Fractures in teeth – A fractured tooth or a gap in a filling can be a source of sensitive teeth. This can be caused by perpetual grinding and clenching of the jaws. If you’re experiencing this, please talk to Dr. Dunn and Dr. Schreiber about a mouthguard at your next visit!
Teeth whitening treatments – Many teeth-whitening treatments contain ingredients that may alter the structure of your teeth and make them more sensitive. Always check in with your orthodontist before using any type of teeth-whitening solution. We recommend that you wait until your braces treatment is complete to whiten your teeth anyway! Whitening during treatment can leave discoloration or white spots where your brackets are.
Gum recession – Aggressive brushing of the gums or using a hard-bristled toothbrush can cause the gums to recede from the crown portion of the tooth, exposing the root surfaces. If this occurs, your teeth can become extremely sensitive to cold.
Can braces make your teeth sensitive to cold?
Braces may bring some very minor, temporary sensitivity as your teeth and gums adjust to the support of your braces. This is most likely to occur during the first week or two of your treatment.
If your teeth have suddenly become sensitive during your treatment, there’s likely an underlying cause. If you experience tooth pain during your treatment, please let your orthodontist and your dentist know as soon as possible.
Will my front teeth hurt from braces?
Getting braces should not be painful!
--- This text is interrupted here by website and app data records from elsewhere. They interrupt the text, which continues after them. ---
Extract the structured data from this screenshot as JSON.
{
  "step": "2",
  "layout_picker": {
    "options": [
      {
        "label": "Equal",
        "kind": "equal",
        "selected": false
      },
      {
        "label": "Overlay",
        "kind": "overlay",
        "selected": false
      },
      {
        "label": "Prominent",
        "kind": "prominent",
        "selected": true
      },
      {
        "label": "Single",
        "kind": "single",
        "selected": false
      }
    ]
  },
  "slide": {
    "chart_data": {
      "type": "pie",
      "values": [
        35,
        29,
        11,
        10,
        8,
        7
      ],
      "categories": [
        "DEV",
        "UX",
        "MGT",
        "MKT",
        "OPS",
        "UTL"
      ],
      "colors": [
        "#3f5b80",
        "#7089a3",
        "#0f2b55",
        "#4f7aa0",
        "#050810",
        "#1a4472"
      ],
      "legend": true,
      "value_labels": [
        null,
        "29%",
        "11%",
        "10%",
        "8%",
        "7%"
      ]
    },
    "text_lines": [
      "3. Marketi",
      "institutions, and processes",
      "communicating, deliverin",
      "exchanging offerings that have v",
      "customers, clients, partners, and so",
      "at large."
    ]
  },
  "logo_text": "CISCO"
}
Braces are designed to move teeth by placing consistent, gentle pressure on them. During the first few weeks, you may notice some minor tenderness or soreness, but healthy teeth and gums will adjust quickly.
When you visit our office for adjustments, the newly applied pressure may still cause some tenderness for a day or so, but you shouldn’t experience any severe pain. If you notice your front teeth hurt after braces or an adjustment, be sure to tell us about it so we can ensure that everything is a-okay!
How to Reduce Tooth Sensitivity with Braces
Maintaining proper oral hygiene is the first line of defense against tooth sensitivity! Neglecting your oral hygiene routine can leave your teeth and gums feeling irritated and unhappy, which contributes to sensitivity.
Brush and floss your teeth twice a day to prevent bacteria from building up, plaque from hardening on your teeth and debris from getting stuck between teeth. Use a fluoride toothpaste day and night to strengthen your enamel and support your teeth in the battle against sensitivity.
Still have questions about sensitive teeth with braces?
Please don’t hesitate to reach out to us with any questions! We love to hear from you. We’re here to guide you through your treatment process, from your very first visit, to your last appointment.